Professor Mitra informs that In India, they will be looking at two things – whether the children can learn to read and also search the Internet accurately by themselves. If they can do this, then it’s the end of schooling as we know it.
“The Kalkaji facility, which is being officially opened on 4 February 2014, is the first of five new SOLES to open in India and has been described as ‘undoubtedly a doorway to 21st century learning skills which should be introduced in all school in the near future’, says staff at the school.
There has been a small-scale experimental SOLE operating on this site for the past few years, set up thanks to a donation from London-based entrepreneur Richard Alberg, who heard Prof Mitra speak at the Stone Club in 2011 and was inspired to help fund his research.
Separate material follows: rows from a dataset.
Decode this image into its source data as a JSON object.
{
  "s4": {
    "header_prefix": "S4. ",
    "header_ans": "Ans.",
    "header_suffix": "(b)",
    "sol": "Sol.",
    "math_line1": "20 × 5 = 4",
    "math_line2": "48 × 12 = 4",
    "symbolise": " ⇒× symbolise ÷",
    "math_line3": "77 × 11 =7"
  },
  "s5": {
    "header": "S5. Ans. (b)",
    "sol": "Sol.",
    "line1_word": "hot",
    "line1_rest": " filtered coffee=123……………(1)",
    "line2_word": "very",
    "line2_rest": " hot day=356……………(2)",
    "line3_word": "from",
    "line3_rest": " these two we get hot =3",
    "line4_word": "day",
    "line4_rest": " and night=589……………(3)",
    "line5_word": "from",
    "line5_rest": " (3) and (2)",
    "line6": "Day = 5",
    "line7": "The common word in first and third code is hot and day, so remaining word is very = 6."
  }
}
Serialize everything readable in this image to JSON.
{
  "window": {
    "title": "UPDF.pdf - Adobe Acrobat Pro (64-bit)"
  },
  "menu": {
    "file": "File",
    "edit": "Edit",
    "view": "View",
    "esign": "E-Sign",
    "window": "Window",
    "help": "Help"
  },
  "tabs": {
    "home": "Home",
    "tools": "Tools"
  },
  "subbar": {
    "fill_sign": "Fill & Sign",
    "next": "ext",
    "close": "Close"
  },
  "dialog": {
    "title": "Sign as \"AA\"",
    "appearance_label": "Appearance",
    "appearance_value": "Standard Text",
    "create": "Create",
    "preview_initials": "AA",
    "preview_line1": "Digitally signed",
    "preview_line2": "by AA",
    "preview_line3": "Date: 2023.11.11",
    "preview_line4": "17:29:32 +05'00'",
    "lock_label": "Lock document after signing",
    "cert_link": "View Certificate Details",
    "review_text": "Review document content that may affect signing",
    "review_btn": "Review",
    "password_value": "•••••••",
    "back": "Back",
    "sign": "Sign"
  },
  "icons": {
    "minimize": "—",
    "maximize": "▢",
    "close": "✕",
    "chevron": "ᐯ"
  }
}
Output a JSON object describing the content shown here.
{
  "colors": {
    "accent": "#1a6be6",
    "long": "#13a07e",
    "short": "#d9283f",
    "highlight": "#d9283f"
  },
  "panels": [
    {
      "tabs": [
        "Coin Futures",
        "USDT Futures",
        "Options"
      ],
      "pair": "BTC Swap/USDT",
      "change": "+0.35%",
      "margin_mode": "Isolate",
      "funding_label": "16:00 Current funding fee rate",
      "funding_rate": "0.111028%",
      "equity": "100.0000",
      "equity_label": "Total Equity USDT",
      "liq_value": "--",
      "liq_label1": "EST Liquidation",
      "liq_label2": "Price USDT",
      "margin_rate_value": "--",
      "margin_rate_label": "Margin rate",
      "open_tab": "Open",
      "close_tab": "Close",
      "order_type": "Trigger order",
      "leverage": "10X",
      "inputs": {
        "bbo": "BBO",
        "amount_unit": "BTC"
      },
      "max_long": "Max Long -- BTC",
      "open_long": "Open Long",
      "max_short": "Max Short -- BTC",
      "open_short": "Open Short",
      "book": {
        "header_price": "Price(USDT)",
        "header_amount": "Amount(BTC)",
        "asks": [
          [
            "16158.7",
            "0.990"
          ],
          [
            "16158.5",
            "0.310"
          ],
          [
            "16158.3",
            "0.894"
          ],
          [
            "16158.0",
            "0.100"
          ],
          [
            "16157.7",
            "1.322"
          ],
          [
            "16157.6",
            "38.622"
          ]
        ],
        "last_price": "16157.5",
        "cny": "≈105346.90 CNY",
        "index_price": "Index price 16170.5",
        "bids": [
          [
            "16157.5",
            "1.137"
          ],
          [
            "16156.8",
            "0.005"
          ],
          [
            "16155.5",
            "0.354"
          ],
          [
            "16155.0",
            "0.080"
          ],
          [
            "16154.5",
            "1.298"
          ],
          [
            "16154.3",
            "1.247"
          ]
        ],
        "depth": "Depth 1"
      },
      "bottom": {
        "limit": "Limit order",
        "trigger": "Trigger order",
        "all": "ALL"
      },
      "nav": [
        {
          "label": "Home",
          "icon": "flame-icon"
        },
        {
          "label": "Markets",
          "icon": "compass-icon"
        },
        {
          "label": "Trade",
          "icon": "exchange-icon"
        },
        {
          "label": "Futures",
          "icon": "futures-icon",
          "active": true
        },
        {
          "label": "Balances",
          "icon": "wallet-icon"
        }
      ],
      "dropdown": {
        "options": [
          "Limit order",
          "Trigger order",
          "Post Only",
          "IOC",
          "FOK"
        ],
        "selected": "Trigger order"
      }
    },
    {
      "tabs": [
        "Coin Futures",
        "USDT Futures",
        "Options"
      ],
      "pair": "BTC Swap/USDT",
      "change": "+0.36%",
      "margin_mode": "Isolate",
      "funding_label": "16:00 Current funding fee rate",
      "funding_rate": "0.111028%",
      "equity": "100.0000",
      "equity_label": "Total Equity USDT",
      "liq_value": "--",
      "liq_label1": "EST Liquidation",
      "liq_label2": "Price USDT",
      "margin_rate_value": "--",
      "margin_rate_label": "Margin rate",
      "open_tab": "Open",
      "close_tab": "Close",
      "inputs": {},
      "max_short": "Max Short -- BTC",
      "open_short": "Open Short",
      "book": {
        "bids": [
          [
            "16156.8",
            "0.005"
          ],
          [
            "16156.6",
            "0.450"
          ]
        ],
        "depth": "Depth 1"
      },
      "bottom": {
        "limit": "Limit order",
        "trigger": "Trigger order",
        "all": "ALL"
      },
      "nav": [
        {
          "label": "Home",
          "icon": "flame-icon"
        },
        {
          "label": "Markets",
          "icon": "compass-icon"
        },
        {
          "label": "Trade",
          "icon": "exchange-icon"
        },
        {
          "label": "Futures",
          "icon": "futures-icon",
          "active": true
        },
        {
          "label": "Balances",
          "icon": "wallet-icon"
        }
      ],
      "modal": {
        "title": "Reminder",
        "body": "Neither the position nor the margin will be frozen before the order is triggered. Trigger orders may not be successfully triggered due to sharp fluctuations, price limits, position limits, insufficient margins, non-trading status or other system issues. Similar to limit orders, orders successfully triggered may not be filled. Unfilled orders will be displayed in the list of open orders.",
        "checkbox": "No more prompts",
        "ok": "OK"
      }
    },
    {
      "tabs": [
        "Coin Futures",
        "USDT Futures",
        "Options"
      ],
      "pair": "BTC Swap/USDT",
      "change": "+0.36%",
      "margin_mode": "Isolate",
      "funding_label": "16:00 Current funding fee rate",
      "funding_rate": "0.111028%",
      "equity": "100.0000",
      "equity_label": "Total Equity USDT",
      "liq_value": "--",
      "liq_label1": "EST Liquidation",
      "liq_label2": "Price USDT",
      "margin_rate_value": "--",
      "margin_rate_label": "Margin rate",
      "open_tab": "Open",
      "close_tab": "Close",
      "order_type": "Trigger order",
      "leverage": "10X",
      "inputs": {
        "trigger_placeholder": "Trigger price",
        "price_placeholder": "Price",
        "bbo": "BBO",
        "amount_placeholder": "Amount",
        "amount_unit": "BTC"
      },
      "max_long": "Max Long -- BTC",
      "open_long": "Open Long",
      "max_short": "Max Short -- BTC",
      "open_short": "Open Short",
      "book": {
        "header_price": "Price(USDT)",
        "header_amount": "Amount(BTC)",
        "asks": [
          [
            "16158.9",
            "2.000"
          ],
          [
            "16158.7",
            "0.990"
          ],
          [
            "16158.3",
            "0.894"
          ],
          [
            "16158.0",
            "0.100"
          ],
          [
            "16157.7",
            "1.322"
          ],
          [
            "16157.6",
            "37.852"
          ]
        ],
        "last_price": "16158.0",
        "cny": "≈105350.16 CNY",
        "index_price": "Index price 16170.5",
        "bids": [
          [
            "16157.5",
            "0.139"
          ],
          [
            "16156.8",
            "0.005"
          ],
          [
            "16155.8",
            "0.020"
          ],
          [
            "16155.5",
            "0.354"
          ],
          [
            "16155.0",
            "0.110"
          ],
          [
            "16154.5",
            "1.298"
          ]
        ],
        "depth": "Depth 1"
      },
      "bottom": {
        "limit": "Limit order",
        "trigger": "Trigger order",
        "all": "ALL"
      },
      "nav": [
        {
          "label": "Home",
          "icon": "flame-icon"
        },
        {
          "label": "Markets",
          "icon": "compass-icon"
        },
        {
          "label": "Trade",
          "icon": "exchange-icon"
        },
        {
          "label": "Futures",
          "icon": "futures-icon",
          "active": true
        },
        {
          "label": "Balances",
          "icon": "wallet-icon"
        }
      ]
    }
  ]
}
Spanning from the hub near Calcutta to the remotest site five hours away in West Bengal, what all the new SOLE locations share is a lack of educational opportunities for the children living there, coupled with a drive and determination from those communities to turn that around.
The primary aim is to improve children’s reading comprehension and search skills and develop their confidence. “Working in small groups, children can competently search for answers to ‘big questions’, drawing rational, logical conclusions,” explains Dr Suneeta Kulkarni, research director for the School in the Cloud project. This is far ahead of what is expected of them in their school curriculum and a kind of learning activated by questions, not answers.
“It’s wonderful to be at this point where so many people believe in this project and we finally have the capacity and resources to take it forward on a larger scale,” she adds.
The new SOLEs which are already set up in India are Gocharan, West Bengal, Korakati, West Bengal, Chandrakona, West Bengal, Kalkaji, New Delhi and Phaltan, Maharashtra. Professor Mitra is encouraging schools, teachers and parents to create their own local Self Organized Learning Environments (SOLEs) by downloading a SOLE toolkit for use in their homes and classrooms.